Items from a data source
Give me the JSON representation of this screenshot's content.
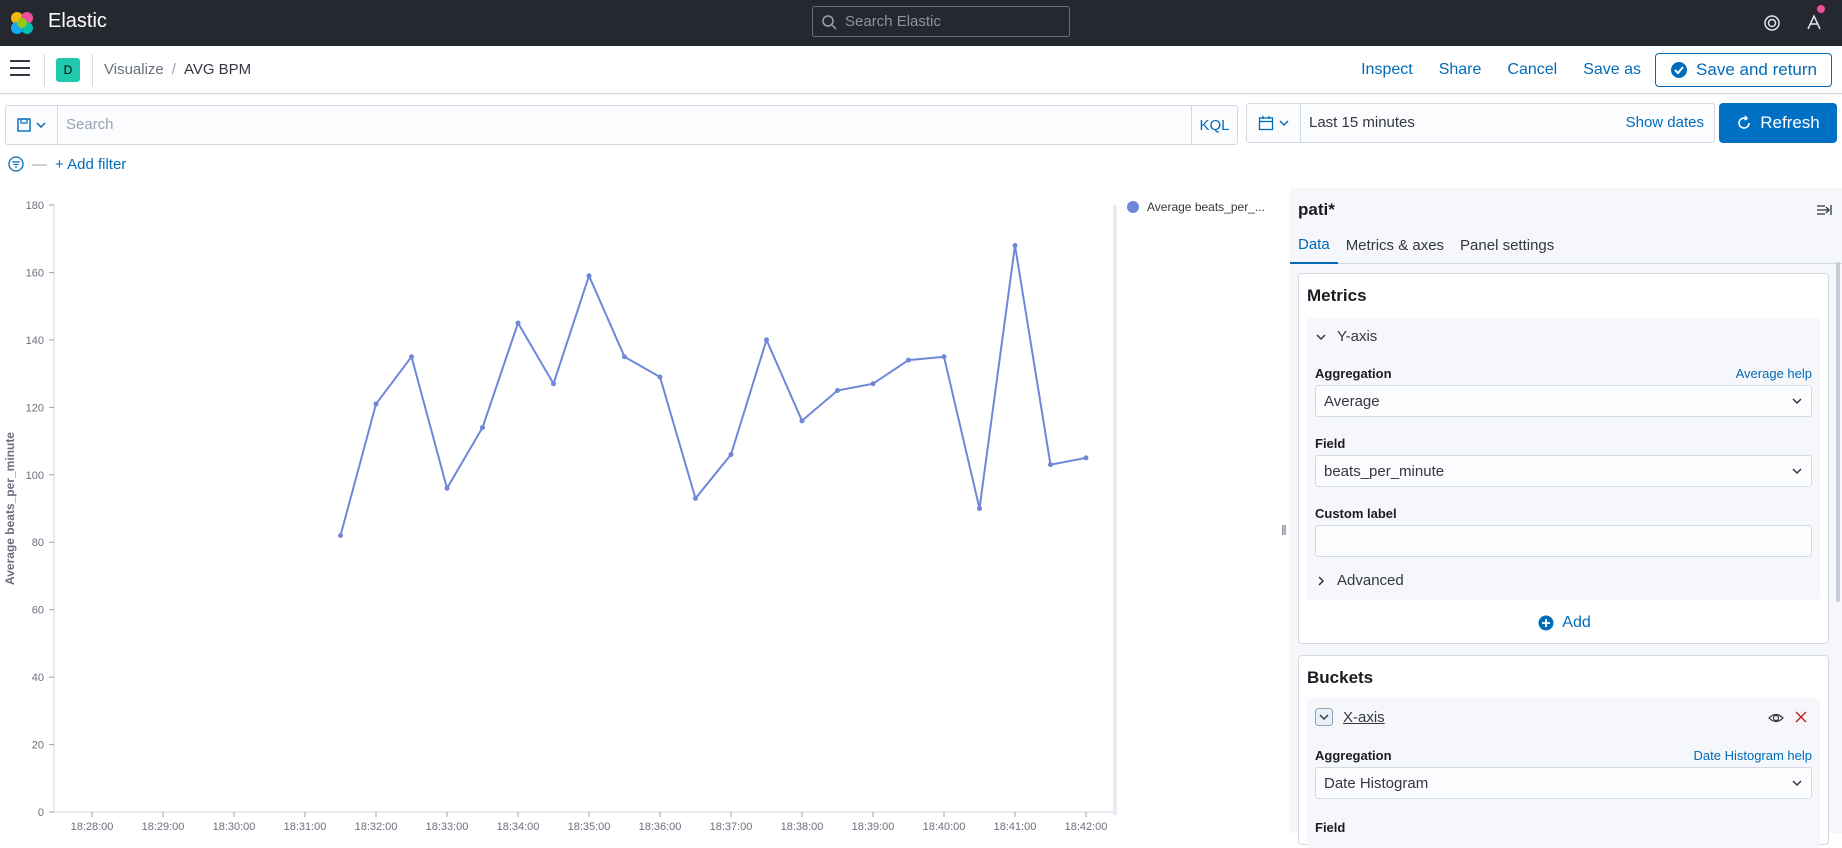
{
  "app": {
    "brand": "Elastic",
    "search_placeholder": "Search Elastic"
  },
  "nav": {
    "space_initial": "D",
    "breadcrumb": {
      "parent": "Visualize",
      "separator": "/",
      "current": "AVG BPM"
    },
    "actions": {
      "inspect": "Inspect",
      "share": "Share",
      "cancel": "Cancel",
      "save_as": "Save as",
      "save_return": "Save and return"
    }
  },
  "query": {
    "placeholder": "Search",
    "language": "KQL"
  },
  "time": {
    "range": "Last 15 minutes",
    "show_dates": "Show dates",
    "refresh": "Refresh"
  },
  "filters": {
    "add_filter": "+ Add filter"
  },
  "chart_data": {
    "type": "line",
    "ylabel": "Average beats_per_minute",
    "xlabel": "",
    "ylim": [
      0,
      180
    ],
    "yticks": [
      "0",
      "20",
      "40",
      "60",
      "80",
      "100",
      "120",
      "140",
      "160",
      "180"
    ],
    "xticks": [
      "18:28:00",
      "18:29:00",
      "18:30:00",
      "18:31:00",
      "18:32:00",
      "18:33:00",
      "18:34:00",
      "18:35:00",
      "18:36:00",
      "18:37:00",
      "18:38:00",
      "18:39:00",
      "18:40:00",
      "18:41:00",
      "18:42:00"
    ],
    "legend_position": "top-right",
    "series": [
      {
        "name": "Average beats_per_...",
        "color": "#6f87d8",
        "x": [
          "18:31:30",
          "18:32:00",
          "18:32:30",
          "18:33:00",
          "18:33:30",
          "18:34:00",
          "18:34:30",
          "18:35:00",
          "18:35:30",
          "18:36:00",
          "18:36:30",
          "18:37:00",
          "18:37:30",
          "18:38:00",
          "18:38:30",
          "18:39:00",
          "18:39:30",
          "18:40:00",
          "18:40:30",
          "18:41:00",
          "18:41:30",
          "18:42:00"
        ],
        "values": [
          82,
          121,
          135,
          96,
          114,
          145,
          127,
          159,
          135,
          129,
          93,
          106,
          140,
          116,
          125,
          127,
          134,
          135,
          90,
          168,
          103,
          105
        ]
      }
    ]
  },
  "sidebar": {
    "index": "pati*",
    "tabs": [
      "Data",
      "Metrics & axes",
      "Panel settings"
    ],
    "metrics": {
      "title": "Metrics",
      "agg_title": "Y-axis",
      "aggregation_label": "Aggregation",
      "aggregation_help": "Average help",
      "aggregation_value": "Average",
      "field_label": "Field",
      "field_value": "beats_per_minute",
      "custom_label": "Custom label",
      "custom_label_value": "",
      "advanced": "Advanced",
      "add": "Add"
    },
    "buckets": {
      "title": "Buckets",
      "agg_title": "X-axis",
      "aggregation_label": "Aggregation",
      "aggregation_help": "Date Histogram help",
      "aggregation_value": "Date Histogram",
      "field_label": "Field"
    }
  }
}
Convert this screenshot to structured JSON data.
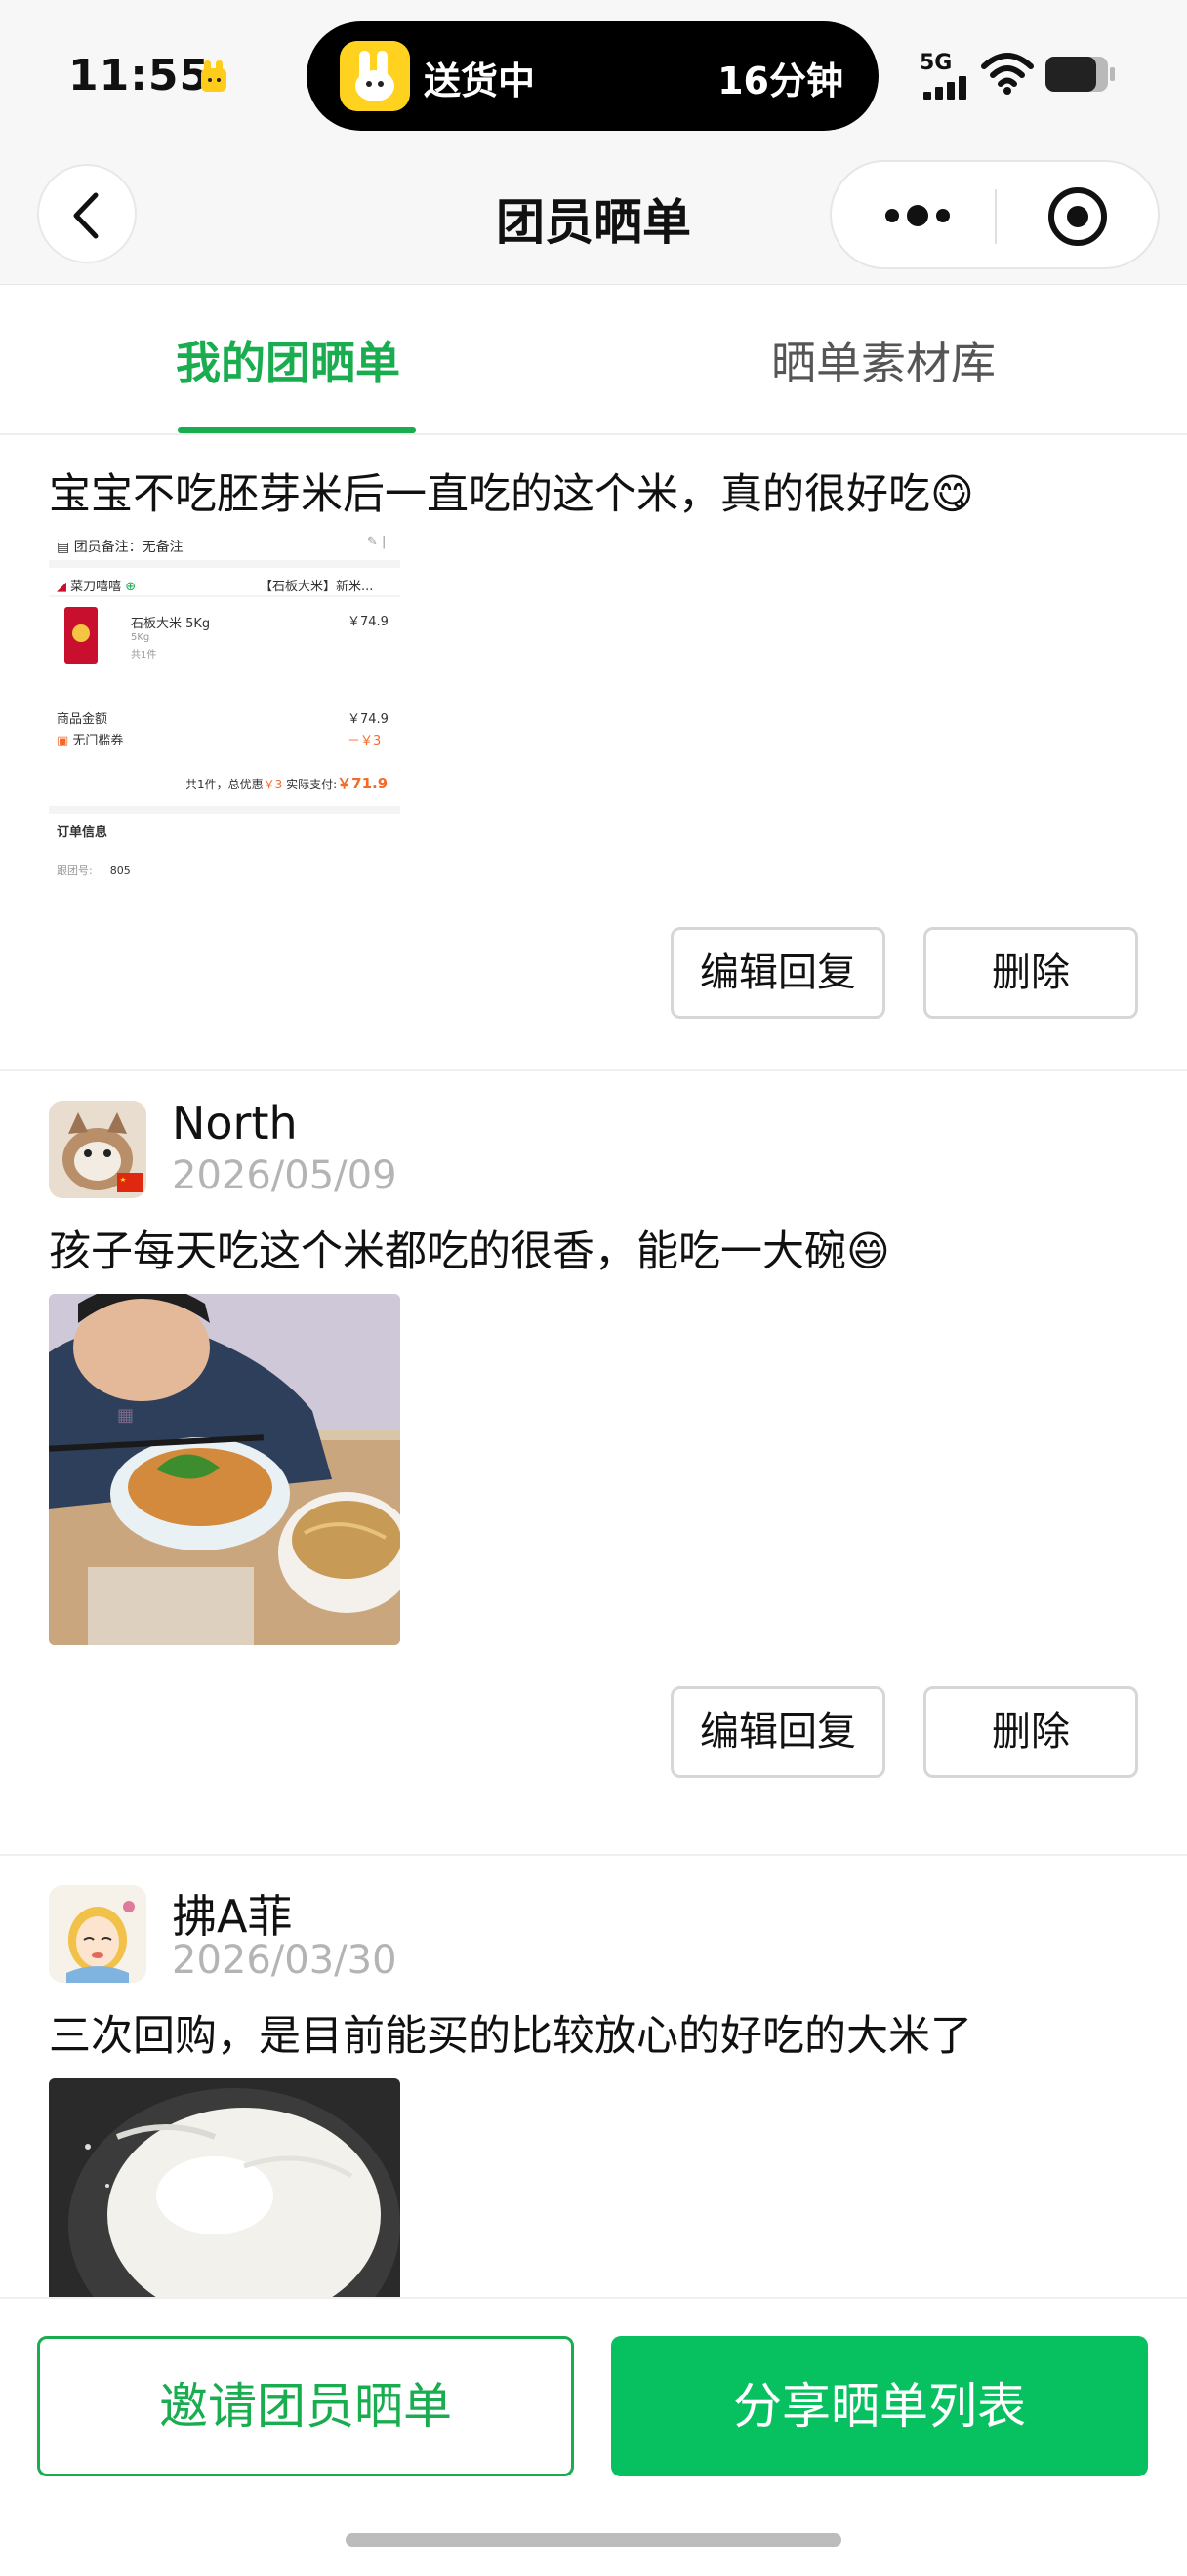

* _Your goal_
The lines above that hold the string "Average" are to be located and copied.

* _Output for this exercise_
    "ylabel": "Average beats_per_minute",
        "name": "Average beats_per_...",
      "aggregation_help": "Average help",
      "aggregation_value": "Average",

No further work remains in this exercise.